The same questions were asked of former vegetarians/vegans. There is a statistically significant association between nearly all of the motivations tested and whether an individual is a current or former vegetarian/ vegan, with the exception of cost, social influence, and wanting to follow a food trend.
Most Vegan-Friendly Cities in America
According to PETA, the most vegan-friendly cities in America are:
- Portland, Oregon
- Los Angeles, California
- New York City, New York
- Detroit, Michigan
- Nashville, Tennessee
- San Diego, California
- Honolulu, Hawaii
- Austin, Texas
- Seattle, Washington
- Richmond, Virginia
There are many websites which have their own way of determining which cities are most vegan-friendly. Having never been to Detroit or Richmond, I have to say that those locations come as a surprise to me. Several of the other large cities appear on everyone’s list.
Vegan Demographics: Largest Concentration of Vegans (by country)
The following two tables are derived from data gathered by Wikipedia
- United States
- United Kingdom
These are the only ten countries that they have listed for vegans. It comes as a surprise to me that there are so many vegans in Japan. Maybe it’s just the volume of people that skews this data somewhat. According to this table, there more than 3 million of the 127 million residents of Japan are vegans.
Vegan Demographics: Largest Percentage of Vegans (by country)

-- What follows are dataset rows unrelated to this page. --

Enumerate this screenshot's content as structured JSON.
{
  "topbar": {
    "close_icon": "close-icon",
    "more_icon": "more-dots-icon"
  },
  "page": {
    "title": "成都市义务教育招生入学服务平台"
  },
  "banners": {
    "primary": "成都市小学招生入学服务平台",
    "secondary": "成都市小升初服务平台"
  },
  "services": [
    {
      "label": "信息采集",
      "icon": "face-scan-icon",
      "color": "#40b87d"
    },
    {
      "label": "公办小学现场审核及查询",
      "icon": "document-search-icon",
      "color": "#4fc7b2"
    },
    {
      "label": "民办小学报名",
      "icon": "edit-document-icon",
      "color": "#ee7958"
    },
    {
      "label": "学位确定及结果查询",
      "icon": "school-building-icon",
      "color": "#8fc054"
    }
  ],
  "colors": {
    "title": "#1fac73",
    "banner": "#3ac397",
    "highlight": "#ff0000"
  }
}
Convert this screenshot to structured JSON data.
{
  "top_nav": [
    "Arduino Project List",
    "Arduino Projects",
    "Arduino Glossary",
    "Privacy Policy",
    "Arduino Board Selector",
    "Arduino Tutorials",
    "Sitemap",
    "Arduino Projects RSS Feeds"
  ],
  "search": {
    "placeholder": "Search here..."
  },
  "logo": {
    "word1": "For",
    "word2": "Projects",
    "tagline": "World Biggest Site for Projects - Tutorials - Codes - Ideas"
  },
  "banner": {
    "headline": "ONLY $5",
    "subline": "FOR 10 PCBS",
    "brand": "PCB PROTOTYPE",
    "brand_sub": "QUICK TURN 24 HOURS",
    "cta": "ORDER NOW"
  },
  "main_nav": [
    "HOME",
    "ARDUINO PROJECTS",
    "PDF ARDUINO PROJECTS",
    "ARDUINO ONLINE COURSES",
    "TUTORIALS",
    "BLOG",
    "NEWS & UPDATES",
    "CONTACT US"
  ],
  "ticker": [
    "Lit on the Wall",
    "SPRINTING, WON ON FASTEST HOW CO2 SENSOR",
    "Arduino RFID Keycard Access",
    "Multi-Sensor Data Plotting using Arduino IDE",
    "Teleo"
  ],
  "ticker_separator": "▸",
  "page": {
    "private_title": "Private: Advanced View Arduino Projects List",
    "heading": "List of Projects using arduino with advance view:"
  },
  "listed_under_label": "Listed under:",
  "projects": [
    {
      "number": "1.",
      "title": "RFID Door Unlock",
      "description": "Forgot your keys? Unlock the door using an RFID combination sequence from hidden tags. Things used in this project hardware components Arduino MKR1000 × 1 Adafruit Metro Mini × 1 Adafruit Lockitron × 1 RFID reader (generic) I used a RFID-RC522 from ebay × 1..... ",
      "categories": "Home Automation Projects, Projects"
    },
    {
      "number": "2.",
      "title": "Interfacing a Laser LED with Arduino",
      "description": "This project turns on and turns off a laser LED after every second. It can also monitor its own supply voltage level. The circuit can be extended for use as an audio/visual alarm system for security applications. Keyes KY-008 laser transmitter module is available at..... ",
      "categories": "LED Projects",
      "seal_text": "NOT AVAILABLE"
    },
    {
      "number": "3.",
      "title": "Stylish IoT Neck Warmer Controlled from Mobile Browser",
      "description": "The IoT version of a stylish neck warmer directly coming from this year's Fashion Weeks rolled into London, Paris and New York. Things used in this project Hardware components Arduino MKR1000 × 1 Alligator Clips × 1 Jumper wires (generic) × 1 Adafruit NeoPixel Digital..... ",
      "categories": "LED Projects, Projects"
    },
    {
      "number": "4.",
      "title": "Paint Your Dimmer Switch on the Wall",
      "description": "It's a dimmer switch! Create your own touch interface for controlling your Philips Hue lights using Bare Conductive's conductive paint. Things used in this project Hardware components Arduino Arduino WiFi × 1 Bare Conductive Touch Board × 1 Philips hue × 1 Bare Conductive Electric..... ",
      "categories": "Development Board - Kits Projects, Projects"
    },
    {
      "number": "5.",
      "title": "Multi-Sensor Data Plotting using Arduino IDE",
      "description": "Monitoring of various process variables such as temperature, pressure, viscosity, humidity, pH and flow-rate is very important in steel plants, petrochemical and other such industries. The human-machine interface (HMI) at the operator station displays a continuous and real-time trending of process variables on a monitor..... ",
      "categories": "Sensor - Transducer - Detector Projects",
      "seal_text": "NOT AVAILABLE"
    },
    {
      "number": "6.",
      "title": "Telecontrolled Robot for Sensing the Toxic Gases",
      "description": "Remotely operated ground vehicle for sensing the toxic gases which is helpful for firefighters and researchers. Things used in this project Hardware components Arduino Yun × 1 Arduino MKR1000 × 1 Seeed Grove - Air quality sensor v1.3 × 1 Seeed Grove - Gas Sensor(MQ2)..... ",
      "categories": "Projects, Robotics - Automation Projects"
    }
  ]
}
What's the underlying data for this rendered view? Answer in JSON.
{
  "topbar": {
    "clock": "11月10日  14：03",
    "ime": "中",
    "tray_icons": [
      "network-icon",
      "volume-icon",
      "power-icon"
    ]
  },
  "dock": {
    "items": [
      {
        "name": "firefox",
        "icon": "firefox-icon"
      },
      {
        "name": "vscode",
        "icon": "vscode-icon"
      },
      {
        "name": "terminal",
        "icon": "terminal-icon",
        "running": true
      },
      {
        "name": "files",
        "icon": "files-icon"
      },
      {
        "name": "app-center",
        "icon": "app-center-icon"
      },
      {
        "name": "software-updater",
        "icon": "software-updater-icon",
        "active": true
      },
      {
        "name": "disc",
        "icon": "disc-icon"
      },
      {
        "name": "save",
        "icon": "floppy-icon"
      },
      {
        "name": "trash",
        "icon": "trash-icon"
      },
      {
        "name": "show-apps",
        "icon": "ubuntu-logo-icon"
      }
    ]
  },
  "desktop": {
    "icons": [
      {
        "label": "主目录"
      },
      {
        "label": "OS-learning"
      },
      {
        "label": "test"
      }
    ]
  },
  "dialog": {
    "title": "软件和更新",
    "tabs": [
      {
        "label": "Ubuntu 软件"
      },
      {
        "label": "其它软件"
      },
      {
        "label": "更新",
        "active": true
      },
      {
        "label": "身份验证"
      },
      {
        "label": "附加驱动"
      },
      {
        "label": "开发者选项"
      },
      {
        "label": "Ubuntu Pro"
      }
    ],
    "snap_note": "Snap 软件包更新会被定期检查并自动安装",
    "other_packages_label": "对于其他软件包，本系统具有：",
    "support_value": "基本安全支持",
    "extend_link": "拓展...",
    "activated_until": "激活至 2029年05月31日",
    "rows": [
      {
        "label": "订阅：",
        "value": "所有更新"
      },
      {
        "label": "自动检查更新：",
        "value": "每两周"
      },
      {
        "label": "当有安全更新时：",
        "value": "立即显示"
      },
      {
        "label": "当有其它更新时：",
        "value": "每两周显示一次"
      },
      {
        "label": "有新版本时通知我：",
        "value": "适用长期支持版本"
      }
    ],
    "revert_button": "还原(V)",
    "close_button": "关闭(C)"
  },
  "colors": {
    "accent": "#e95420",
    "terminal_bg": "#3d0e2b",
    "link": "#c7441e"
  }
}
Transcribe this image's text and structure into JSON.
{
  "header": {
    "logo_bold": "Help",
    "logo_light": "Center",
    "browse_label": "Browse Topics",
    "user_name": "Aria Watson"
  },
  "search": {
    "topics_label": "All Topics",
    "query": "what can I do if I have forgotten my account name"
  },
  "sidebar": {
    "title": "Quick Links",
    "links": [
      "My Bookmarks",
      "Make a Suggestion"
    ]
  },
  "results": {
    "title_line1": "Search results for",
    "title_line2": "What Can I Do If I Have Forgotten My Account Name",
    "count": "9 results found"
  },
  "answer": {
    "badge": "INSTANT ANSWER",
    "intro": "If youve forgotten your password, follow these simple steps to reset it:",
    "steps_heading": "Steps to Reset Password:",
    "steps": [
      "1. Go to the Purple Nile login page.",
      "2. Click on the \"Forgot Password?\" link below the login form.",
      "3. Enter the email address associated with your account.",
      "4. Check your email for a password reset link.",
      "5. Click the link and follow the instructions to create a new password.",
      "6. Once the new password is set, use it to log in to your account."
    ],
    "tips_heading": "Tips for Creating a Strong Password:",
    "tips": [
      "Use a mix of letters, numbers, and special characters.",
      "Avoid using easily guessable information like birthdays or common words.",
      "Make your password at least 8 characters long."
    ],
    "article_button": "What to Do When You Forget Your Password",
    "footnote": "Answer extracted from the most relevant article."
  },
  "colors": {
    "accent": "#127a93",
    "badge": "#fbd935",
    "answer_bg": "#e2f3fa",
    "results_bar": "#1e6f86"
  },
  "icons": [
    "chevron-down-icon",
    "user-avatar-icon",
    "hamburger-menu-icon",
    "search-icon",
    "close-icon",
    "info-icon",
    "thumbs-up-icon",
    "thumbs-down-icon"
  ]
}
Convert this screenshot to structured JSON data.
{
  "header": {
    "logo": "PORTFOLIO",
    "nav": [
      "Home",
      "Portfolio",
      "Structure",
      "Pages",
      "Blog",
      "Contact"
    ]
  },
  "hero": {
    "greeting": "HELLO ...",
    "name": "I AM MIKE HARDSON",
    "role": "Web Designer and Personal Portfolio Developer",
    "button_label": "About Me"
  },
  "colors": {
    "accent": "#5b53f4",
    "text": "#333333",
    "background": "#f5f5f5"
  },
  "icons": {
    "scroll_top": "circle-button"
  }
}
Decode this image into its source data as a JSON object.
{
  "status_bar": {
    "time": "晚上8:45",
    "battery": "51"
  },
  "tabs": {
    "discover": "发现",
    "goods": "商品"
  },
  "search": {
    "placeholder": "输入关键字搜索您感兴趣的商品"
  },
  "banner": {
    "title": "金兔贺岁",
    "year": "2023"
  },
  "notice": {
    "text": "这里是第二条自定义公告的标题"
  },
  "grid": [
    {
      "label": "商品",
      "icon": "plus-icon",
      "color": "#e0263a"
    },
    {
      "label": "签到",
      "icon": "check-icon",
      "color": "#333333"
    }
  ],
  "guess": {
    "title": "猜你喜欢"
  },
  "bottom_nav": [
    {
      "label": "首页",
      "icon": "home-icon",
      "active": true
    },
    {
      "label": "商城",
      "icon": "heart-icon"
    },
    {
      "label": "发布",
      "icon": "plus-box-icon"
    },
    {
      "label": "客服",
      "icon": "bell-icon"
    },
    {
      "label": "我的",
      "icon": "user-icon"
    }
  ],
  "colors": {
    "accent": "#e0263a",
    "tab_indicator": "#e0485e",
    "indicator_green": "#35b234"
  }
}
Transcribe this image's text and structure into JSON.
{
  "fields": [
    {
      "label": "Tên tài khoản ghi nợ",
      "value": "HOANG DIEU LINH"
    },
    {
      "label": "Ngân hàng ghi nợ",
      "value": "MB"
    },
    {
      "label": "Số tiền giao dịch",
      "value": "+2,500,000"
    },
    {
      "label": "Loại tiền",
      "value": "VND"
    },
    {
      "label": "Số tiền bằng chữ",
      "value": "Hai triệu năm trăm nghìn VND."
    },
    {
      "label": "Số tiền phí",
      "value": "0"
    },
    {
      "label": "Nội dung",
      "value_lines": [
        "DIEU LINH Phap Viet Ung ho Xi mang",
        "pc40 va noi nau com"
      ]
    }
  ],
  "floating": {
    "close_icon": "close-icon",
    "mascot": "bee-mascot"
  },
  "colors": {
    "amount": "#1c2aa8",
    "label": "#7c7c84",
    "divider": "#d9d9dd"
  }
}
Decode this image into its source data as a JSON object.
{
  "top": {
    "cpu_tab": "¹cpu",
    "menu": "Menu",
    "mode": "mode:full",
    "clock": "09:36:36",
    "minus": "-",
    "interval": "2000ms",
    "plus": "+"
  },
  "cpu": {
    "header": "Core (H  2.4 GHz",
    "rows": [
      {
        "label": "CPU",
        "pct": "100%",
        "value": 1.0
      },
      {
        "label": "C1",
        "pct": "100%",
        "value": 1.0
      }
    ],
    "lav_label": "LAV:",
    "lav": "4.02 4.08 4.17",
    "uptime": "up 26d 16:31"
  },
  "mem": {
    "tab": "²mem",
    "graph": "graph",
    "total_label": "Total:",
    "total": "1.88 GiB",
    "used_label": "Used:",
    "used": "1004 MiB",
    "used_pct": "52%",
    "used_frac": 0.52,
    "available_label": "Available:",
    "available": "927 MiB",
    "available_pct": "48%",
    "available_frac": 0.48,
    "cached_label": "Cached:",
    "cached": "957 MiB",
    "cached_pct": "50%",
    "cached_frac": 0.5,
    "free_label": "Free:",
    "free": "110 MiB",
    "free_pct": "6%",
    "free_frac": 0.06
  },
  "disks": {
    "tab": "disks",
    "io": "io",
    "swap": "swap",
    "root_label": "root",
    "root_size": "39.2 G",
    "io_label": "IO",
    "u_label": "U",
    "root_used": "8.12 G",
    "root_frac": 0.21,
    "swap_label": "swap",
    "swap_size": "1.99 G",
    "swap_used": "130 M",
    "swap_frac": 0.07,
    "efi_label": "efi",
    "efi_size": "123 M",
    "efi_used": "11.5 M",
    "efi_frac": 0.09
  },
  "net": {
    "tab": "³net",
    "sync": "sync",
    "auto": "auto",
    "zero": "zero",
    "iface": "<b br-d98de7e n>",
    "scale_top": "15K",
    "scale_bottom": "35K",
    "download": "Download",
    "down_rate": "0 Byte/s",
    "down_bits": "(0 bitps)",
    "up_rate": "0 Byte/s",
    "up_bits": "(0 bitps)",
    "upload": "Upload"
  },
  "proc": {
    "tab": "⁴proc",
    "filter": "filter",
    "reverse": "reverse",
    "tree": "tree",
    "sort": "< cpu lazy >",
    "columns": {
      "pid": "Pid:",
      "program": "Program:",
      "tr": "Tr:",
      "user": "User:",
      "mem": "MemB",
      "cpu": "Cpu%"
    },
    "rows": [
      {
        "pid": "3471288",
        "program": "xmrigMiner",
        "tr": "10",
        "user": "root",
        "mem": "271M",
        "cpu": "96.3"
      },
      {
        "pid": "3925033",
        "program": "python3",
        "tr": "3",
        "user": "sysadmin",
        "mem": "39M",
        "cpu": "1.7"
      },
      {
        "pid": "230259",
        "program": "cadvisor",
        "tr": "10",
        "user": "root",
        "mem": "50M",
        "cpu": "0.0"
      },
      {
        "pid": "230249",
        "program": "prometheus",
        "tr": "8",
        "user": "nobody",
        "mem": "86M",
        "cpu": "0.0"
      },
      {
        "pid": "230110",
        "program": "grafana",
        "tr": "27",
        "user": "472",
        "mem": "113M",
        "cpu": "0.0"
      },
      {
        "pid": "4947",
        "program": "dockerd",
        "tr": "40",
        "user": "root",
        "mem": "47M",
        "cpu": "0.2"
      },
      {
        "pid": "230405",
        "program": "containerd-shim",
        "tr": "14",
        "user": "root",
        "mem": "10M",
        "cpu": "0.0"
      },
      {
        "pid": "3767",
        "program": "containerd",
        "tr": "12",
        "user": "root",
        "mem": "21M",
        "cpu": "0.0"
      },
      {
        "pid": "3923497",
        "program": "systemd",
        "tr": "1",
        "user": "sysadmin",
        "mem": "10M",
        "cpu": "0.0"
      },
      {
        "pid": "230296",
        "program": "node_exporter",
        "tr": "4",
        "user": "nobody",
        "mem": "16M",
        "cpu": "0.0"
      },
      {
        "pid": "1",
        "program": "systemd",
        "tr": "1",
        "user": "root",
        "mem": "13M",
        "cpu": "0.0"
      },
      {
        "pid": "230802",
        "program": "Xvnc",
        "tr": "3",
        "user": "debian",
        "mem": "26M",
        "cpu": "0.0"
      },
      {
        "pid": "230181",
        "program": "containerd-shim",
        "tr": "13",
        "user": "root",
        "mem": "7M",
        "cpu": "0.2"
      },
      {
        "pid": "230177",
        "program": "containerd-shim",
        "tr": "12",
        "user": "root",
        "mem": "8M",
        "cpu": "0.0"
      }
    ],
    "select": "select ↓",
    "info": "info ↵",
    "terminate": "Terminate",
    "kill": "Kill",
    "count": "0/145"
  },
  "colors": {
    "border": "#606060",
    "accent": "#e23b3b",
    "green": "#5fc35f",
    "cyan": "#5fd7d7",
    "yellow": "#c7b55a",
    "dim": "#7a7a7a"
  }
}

As you can see, Israel has the largest concentration of vegans, with five percent of the population indicated to be vegan. The USA only ranks fifth on this list.
Please note that the data from Wikipedia suggests that 1.5% of the USA population is vegan, whereas the data from Faunalytics indicates that only 0.5% of the USA population is vegan; just one-third as many.
Image credit: Flickr/Helen Alfvegren